We wish it would, although Payette County – passed over by no less than Warren Buffett as a potential site for a nuclear plant last year – presents its own challenges.

Buffett’s MidAmerican Nuclear Energy concluded a different Payette County site didn’t pencil out, and MidAmerican has a whole lot more capital at its disposal than does AEHI CEO Don Gillispie.

“Mr. Buffett had three things Mr. Gillispie lacks: money, a proven energy track record and credibility among local residents,” said Ken Miller, the Snake River Alliance’s energy program director.
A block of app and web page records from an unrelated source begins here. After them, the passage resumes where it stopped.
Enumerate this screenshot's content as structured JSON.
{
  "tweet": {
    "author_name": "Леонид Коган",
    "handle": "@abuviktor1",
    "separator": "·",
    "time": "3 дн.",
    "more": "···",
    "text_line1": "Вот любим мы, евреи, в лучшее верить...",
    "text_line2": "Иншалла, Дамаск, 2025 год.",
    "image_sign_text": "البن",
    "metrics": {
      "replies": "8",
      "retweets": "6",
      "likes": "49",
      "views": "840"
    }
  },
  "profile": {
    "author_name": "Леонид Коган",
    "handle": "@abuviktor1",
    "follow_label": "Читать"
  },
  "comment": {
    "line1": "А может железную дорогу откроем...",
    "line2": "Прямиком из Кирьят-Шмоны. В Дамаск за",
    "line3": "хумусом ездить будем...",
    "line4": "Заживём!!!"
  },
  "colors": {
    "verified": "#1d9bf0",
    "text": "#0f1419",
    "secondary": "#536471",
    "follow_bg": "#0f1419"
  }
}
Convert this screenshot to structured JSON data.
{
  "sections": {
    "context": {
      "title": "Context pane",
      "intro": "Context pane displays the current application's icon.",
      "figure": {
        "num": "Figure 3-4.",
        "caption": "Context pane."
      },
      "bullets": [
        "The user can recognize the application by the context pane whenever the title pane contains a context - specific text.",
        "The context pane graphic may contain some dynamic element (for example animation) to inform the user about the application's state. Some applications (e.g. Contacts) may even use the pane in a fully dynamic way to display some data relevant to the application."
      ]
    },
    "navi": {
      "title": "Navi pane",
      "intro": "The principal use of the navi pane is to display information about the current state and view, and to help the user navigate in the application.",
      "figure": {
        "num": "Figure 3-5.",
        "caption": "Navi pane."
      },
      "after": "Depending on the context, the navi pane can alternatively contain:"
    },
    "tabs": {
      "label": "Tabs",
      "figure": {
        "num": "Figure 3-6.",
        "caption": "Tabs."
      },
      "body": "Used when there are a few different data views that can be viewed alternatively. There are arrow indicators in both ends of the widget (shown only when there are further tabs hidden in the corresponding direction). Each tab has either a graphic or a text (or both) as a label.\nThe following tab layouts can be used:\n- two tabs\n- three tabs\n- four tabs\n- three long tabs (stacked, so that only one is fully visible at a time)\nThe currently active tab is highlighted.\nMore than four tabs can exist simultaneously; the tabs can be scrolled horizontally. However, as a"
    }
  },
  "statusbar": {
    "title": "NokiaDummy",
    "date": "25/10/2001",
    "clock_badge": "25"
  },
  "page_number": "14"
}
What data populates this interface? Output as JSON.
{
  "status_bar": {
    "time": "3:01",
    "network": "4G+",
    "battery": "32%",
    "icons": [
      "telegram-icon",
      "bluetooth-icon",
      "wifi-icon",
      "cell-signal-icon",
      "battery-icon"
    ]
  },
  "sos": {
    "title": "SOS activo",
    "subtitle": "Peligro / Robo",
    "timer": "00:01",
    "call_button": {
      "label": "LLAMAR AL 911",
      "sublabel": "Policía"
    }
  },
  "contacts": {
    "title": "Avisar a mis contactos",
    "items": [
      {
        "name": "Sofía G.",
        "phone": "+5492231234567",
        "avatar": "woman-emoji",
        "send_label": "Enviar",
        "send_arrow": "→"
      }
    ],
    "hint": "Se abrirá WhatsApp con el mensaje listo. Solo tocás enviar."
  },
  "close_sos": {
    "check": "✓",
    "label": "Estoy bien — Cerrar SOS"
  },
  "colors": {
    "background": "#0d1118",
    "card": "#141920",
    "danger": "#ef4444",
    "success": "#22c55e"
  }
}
Payette County officials now face the same challenge Elmore and Owyhee officials did: Buffett’s proposal was on state land, and this will be the first nuclear-plant application Payette has handled directly. The plan amendment will require two public hearings, and AEHI officials would then need to submit a conceptual proposal and go through more hearings to actually rezone the site.

That’s much like the process that Elmore County officials are going through to make sure they get this decision right.

The Elmore County application reached county commissioners last spring, but was remanded back to that county’s Planning and Zoning Committee. An extensive comprehensive plan analysis and staff report is currently being reviewed by county staff and various attorneys.

Will Payette County commissioners prove more malleable? We hope not. The site is 38 miles from Boise, 33 miles from Nampa and 22 miles from Caldwell – and immediately upwind of 617,000 Idahoans. The same tough questions that have been asked about the Elmore County site should be asked about the Payette location.